Quote en

Now if you update the main.js file and change the i18n.locale setting to ja, you will see the next image. Remember, this is not a professional translation and is only used for an example.

Quote ja


Although JavaScript has no predefined framework for providing translatable resources, it is reasonably easy to use a library like the RequireJS i18n plugin to help manage UI text strings. Interestingly, the Dojo libraries work similarly to RequireJS. So, if you’re using Dojo, you will manage translations in your application in much the same way.

One of the most interesting parts of JavaScript internationalization is the question of how to determine the user’s preferred language. I’ve written about this before, so instead of handling that question here, I’ll refer you to Language Signals on the Web.
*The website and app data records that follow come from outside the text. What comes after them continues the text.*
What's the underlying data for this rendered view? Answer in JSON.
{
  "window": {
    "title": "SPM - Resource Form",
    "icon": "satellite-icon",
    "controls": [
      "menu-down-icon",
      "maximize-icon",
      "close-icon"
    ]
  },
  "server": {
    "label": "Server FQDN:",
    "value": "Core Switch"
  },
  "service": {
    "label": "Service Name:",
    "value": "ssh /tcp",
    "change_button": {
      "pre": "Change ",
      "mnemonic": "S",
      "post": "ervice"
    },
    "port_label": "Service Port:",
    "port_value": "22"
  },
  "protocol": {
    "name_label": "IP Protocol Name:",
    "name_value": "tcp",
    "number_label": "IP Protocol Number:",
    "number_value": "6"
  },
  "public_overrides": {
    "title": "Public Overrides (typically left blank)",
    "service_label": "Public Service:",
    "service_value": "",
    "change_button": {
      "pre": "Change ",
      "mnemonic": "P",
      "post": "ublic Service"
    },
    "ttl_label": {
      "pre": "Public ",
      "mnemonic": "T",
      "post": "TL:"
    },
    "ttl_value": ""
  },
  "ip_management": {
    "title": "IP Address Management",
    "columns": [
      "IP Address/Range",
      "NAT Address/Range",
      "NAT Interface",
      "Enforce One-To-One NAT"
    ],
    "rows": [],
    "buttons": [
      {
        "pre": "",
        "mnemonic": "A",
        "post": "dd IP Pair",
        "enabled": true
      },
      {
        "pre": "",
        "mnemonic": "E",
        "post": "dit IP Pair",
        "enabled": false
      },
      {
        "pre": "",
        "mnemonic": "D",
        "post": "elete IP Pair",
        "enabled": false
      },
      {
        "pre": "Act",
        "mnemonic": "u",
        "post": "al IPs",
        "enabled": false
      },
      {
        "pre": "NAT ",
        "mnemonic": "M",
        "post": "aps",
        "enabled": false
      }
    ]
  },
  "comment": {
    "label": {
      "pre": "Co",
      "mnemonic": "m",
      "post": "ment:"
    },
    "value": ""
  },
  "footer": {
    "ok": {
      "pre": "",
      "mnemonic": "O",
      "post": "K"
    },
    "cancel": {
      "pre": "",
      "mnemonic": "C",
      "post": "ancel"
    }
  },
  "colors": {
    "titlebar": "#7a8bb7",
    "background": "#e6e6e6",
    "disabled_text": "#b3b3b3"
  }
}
Good luck in your internationalization efforts. Like anything else, the hardest part is just getting started. Hopefully this article makes that first step easier.
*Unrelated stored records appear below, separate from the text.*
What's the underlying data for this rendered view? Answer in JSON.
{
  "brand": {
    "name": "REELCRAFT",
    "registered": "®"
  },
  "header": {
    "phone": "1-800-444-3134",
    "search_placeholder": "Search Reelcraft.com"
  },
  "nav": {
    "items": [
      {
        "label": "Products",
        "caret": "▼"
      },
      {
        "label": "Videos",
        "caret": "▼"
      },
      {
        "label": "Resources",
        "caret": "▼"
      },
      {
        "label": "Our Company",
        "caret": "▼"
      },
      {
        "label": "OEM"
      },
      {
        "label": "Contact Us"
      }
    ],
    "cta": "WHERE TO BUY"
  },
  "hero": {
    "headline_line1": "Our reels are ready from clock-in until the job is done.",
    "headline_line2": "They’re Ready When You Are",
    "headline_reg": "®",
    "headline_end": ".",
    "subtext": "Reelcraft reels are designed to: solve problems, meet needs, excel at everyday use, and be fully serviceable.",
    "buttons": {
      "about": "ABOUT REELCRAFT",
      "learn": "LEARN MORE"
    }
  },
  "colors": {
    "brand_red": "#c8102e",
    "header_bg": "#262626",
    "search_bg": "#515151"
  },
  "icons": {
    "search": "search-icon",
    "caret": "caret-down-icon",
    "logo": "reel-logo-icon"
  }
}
PDF files are bad source documents for translation?

While reading my latest copy of Multilingual magazine, I found an interesting assertion about creating translation-friendly source documents. One article starts its discussion by stating this:
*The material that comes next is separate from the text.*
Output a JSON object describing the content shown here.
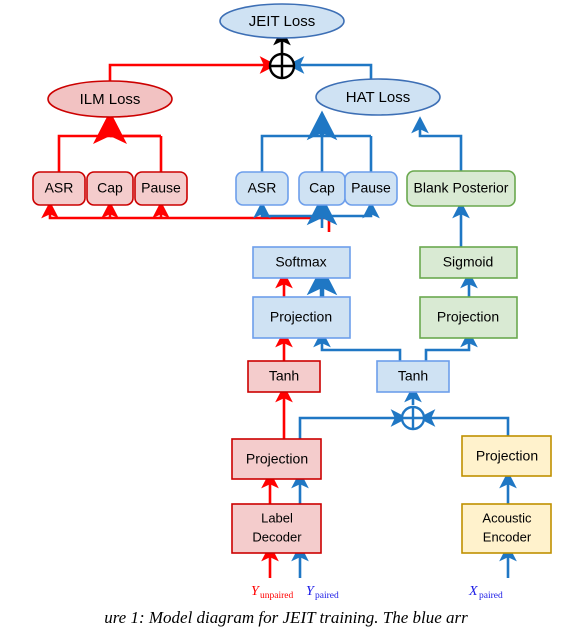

Whenever possible, avoid using PDF files as the source document format
for translation. Always try to provide the original file format … [because]
PDF files cannot currently be edited in some programs and instead have to
be transformed into another format (usually Word) before translation.

[Multilingual, Oct/Nov2011, “Creating translation-oriented source documents,” p. 43]

This statement makes sense in some ways I suppose. For example, I don’t usually think of PDF files as being easily editable, and perhaps translation tools don’t usually understand the format. However, being somewhat new to the PDF format, I’ll ask that you please forgive my ignorance, but I do have some questions, especially if you are a translation or translation tools company:

  1. Do you agree with the author’s statement. If so, why?
  2. If PDF files do fall into this category of being difficult source documents, can translation tool vendors do something about that? What is possible?
  3. If you get a PDF document to translate, what do you do? Return it? Does it fit into your translation workflow and toolsets?

Twitter begins crowd-sourced translations

Recently I became aware of Twitter’s new translation initiative that enlists the help of its user base. I think it’s a unique and possibly worthwhile gamble. After all, the translations are free, and twitter pays it users by giving them a …. “special badge on their public Twitter page displaying their status as an official Twitter translator.”

The idea is simple enough. An invited twitterer/translator logs into their site. Having been identified as a translator, the user sees additional buttons on their twitter web UI…buttons that allow you to translate the page labels and text. Cool.

Twitter wants to translate into all the world’s language eventually. For now, however, they’ll settle on these in the short term:

  • French
  • German
  • Indonesian
  • Italian
  • Japanese
  • Korean
  • Spanish

Hey, great idea, Twitter. I wonder if the “special badge” of honor will be enough to enlist talented, real help?